sh VirtualBox-4.1.18-78361-Linux_x86.run
Make a VM and install whatever. All over in 30 minutes, or less.
Perfect for "more or less a temporary" situations.
Don't forget http://download.virtualbox.org/virtu...1.vbox-extpack
 
  


Reply


Thread Tools Search this Thread
Search this Thread:

Advanced Search

Posting Rules
You may not post new threads
You may not post replies
You may not post attachments
You may not edit your posts

BB code is On
Smilies are On
[IMG] code is On
HTML code is Off


Similar Threads
Thread Thread Starter Forum Replies Last Post
LXer: Install and Configure Samba Server as File Server on Ubuntu Server 12.04 LXer Syndicated Linux News 0 06-06-2012 12:01 PM
[SOLVED] Debian server vs Ubuntu server vs Slackware for Quad Xeon DL580 G3 pocketazes Linux - Newbie 4 02-19-2011 03:30 AM
Need help choosing distro from virtualizer box fudam Linux - General 1 03-11-2008 11:43 PM
LXer: Bmc Software Virtualizer LXer Syndicated Linux News 0 01-23-2006 12:16 AM


All times are GMT -5. The time now is 11:55 PM.

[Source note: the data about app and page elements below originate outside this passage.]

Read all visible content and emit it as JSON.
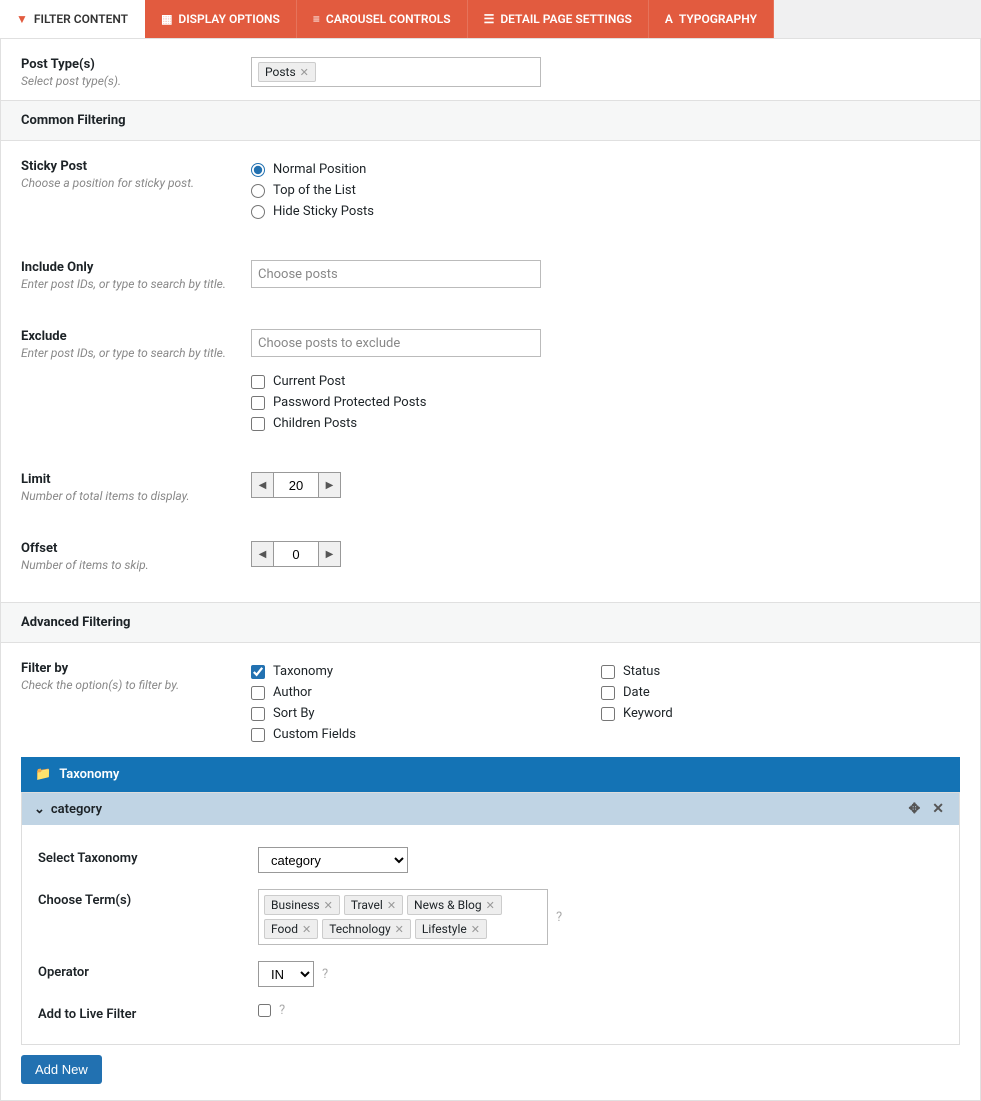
{
  "tabs": [
    {
      "label": "FILTER CONTENT",
      "icon": "filter"
    },
    {
      "label": "DISPLAY OPTIONS",
      "icon": "grid"
    },
    {
      "label": "CAROUSEL CONTROLS",
      "icon": "sliders"
    },
    {
      "label": "DETAIL PAGE SETTINGS",
      "icon": "page"
    },
    {
      "label": "TYPOGRAPHY",
      "icon": "font"
    }
  ],
  "post_type": {
    "label": "Post Type(s)",
    "desc": "Select post type(s).",
    "tokens": [
      "Posts"
    ]
  },
  "section_common": "Common Filtering",
  "sticky": {
    "label": "Sticky Post",
    "desc": "Choose a position for sticky post.",
    "options": [
      "Normal Position",
      "Top of the List",
      "Hide Sticky Posts"
    ],
    "selected": 0
  },
  "include": {
    "label": "Include Only",
    "desc": "Enter post IDs, or type to search by title.",
    "placeholder": "Choose posts"
  },
  "exclude": {
    "label": "Exclude",
    "desc": "Enter post IDs, or type to search by title.",
    "placeholder": "Choose posts to exclude",
    "checks": [
      "Current Post",
      "Password Protected Posts",
      "Children Posts"
    ]
  },
  "limit": {
    "label": "Limit",
    "desc": "Number of total items to display.",
    "value": "20"
  },
  "offset": {
    "label": "Offset",
    "desc": "Number of items to skip.",
    "value": "0"
  },
  "section_adv": "Advanced Filtering",
  "filterby": {
    "label": "Filter by",
    "desc": "Check the option(s) to filter by.",
    "col1": [
      "Taxonomy",
      "Author",
      "Sort By",
      "Custom Fields"
    ],
    "col2": [
      "Status",
      "Date",
      "Keyword"
    ],
    "checked": [
      "Taxonomy"
    ]
  },
  "taxonomy": {
    "bar": "Taxonomy",
    "cat_title": "category",
    "select_label": "Select Taxonomy",
    "select_value": "category",
    "terms_label": "Choose Term(s)",
    "terms": [
      "Business",
      "Travel",
      "News & Blog",
      "Food",
      "Technology",
      "Lifestyle"
    ],
    "operator_label": "Operator",
    "operator_value": "IN",
    "live_label": "Add to Live Filter",
    "add_new": "Add New"
  }
}
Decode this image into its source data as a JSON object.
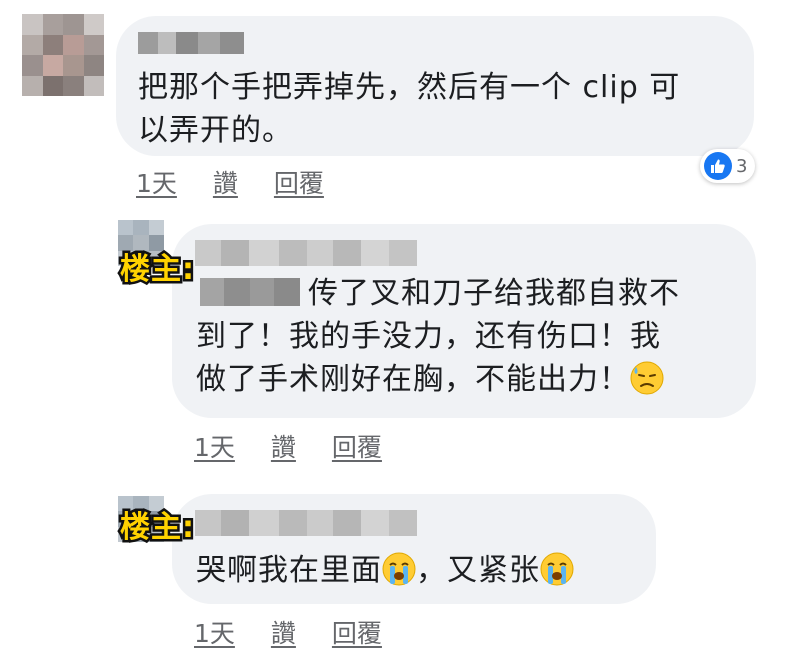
{
  "comments": [
    {
      "text_lines": [
        "把那个手把弄掉先，然后有一个 clip 可",
        "以弄开的。"
      ],
      "actions": {
        "time": "1天",
        "like": "讚",
        "reply": "回覆"
      },
      "reaction": {
        "icon": "like-icon",
        "count": "3"
      }
    },
    {
      "tag": "楼主:",
      "text_lines": [
        "传了叉和刀子给我都自救不",
        "到了！我的手没力，还有伤口！我",
        "做了手术刚好在胸，不能出力！"
      ],
      "trailing_emoji": "downcast-sweat-face-emoji",
      "actions": {
        "time": "1天",
        "like": "讚",
        "reply": "回覆"
      }
    },
    {
      "tag": "楼主:",
      "segments": [
        "哭啊我在里面",
        "，又紧张"
      ],
      "emojis": [
        "loudly-crying-face-emoji",
        "loudly-crying-face-emoji"
      ],
      "actions": {
        "time": "1天",
        "like": "讚",
        "reply": "回覆"
      }
    }
  ],
  "colors": {
    "bubble": "#f0f2f5",
    "text": "#1c1e21",
    "meta": "#65676b",
    "tag_fill": "#ffd200",
    "tag_stroke": "#111111",
    "like_blue": "#1877f2"
  }
}
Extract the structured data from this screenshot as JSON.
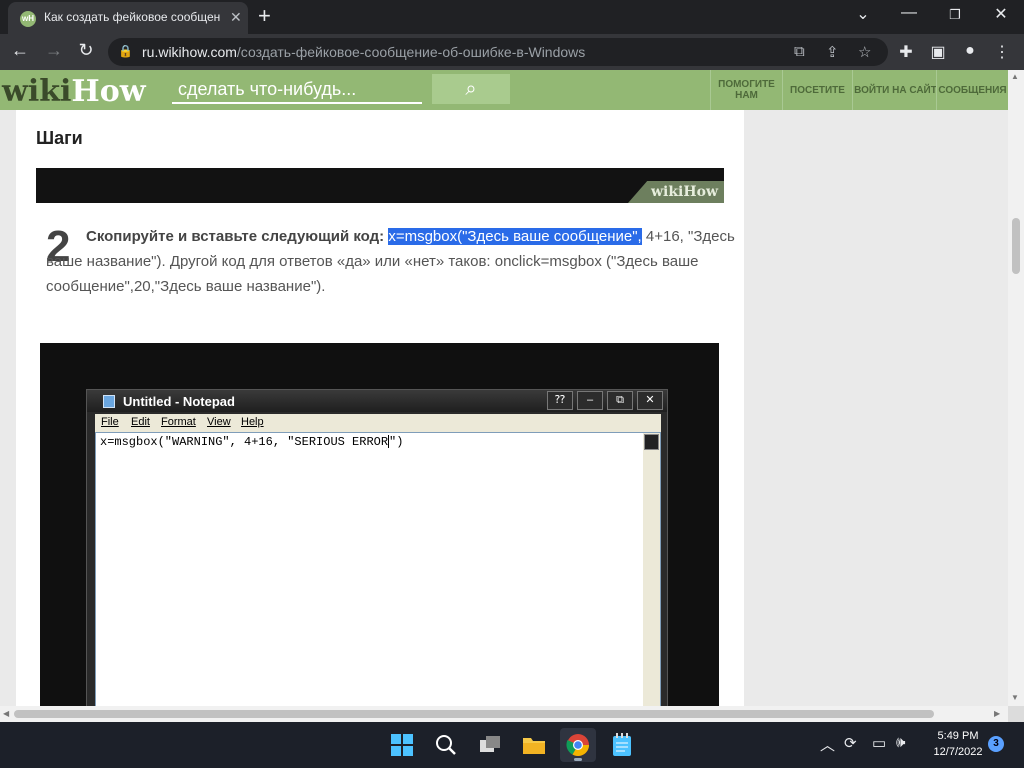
{
  "browser": {
    "tab_title": "Как создать фейковое сообщение об ошибке в Windows",
    "url_host": "ru.wikihow.com",
    "url_path": "/создать-фейковое-сообщение-об-ошибке-в-Windows"
  },
  "site": {
    "logo_part1": "wiki",
    "logo_part2": "How",
    "search_placeholder": "сделать что-нибудь...",
    "nav": [
      "ПОМОГИТЕ НАМ",
      "ПОСЕТИТЕ",
      "ВОЙТИ НА САЙТ",
      "СООБЩЕНИЯ"
    ]
  },
  "article": {
    "section_heading": "Шаги",
    "watermark": "wikiHow",
    "step_number": "2",
    "step_bold": "Скопируйте и вставьте следующий код:",
    "step_selected": "x=msgbox(\"Здесь ваше сообщение\",",
    "step_rest": " 4+16, \"Здесь ваше название\"). Другой код для ответов «да» или «нет» таков: onclick=msgbox (\"Здесь ваше сообщение\",20,\"Здесь ваше название\")."
  },
  "notepad": {
    "title": "Untitled - Notepad",
    "menu": [
      "File",
      "Edit",
      "Format",
      "View",
      "Help"
    ],
    "text_before_caret": "x=msgbox(\"WARNING\", 4+16, \"SERIOUS ERROR",
    "text_after_caret": "\")"
  },
  "taskbar": {
    "time": "5:49 PM",
    "date": "12/7/2022",
    "notification_count": "3"
  },
  "colors": {
    "wikihow_green": "#93b874",
    "selection_blue": "#2a6be8",
    "chrome_dark": "#202124"
  }
}
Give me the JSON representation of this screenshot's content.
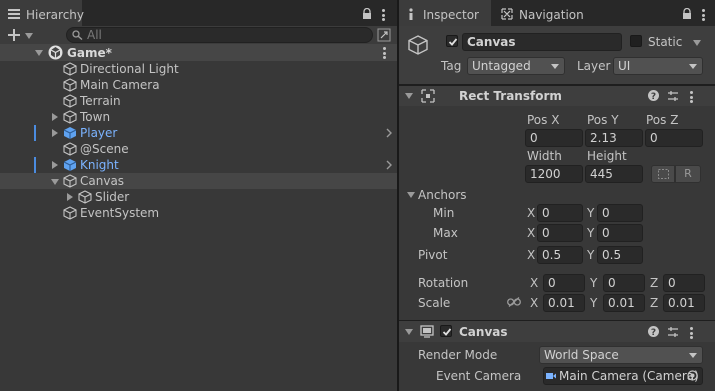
{
  "hierarchy": {
    "tab_label": "Hierarchy",
    "search_placeholder": "All",
    "scene_name": "Game*",
    "items": [
      {
        "label": "Directional Light"
      },
      {
        "label": "Main Camera"
      },
      {
        "label": "Terrain"
      },
      {
        "label": "Town"
      },
      {
        "label": "Player"
      },
      {
        "label": "@Scene"
      },
      {
        "label": "Knight"
      },
      {
        "label": "Canvas"
      },
      {
        "label": "Slider"
      },
      {
        "label": "EventSystem"
      }
    ]
  },
  "inspector": {
    "tabs": [
      {
        "label": "Inspector"
      },
      {
        "label": "Navigation"
      }
    ],
    "object_name": "Canvas",
    "static_label": "Static",
    "tag_label": "Tag",
    "tag_value": "Untagged",
    "layer_label": "Layer",
    "layer_value": "UI",
    "rect_transform": {
      "title": "Rect Transform",
      "pos_x_label": "Pos X",
      "pos_y_label": "Pos Y",
      "pos_z_label": "Pos Z",
      "pos_x": "0",
      "pos_y": "2.13",
      "pos_z": "0",
      "width_label": "Width",
      "height_label": "Height",
      "width": "1200",
      "height": "445",
      "raw_button": "R",
      "anchors_label": "Anchors",
      "min_label": "Min",
      "max_label": "Max",
      "min_x": "0",
      "min_y": "0",
      "max_x": "0",
      "max_y": "0",
      "pivot_label": "Pivot",
      "pivot_x": "0.5",
      "pivot_y": "0.5",
      "rotation_label": "Rotation",
      "rot_x": "0",
      "rot_y": "0",
      "rot_z": "0",
      "scale_label": "Scale",
      "scale_x": "0.01",
      "scale_y": "0.01",
      "scale_z": "0.01",
      "axis_x": "X",
      "axis_y": "Y",
      "axis_z": "Z"
    },
    "canvas": {
      "title": "Canvas",
      "render_mode_label": "Render Mode",
      "render_mode_value": "World Space",
      "event_camera_label": "Event Camera",
      "event_camera_value": "Main Camera (Camera)"
    }
  },
  "colors": {
    "panel_bg": "#383838",
    "tab_bar": "#282828",
    "field_bg": "#2a2a2a",
    "prefab_blue": "#7bb3ff",
    "selection_hl": "#464646"
  }
}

Main Menu
My LQ
Write for LQ
LinuxQuestions.org is looking for people interested in writing Editorials, Articles, Reviews, and more. If you'd like to contribute content, let us know.
Main Menu
Syndicate
RSS1  Latest Threads
RSS1  LQ News
Twitter: @linuxquestions
identi.ca: @linuxquestions
Facebook: linuxquestions Google+: linuxquestions
Open Source Consulting | Domain Registration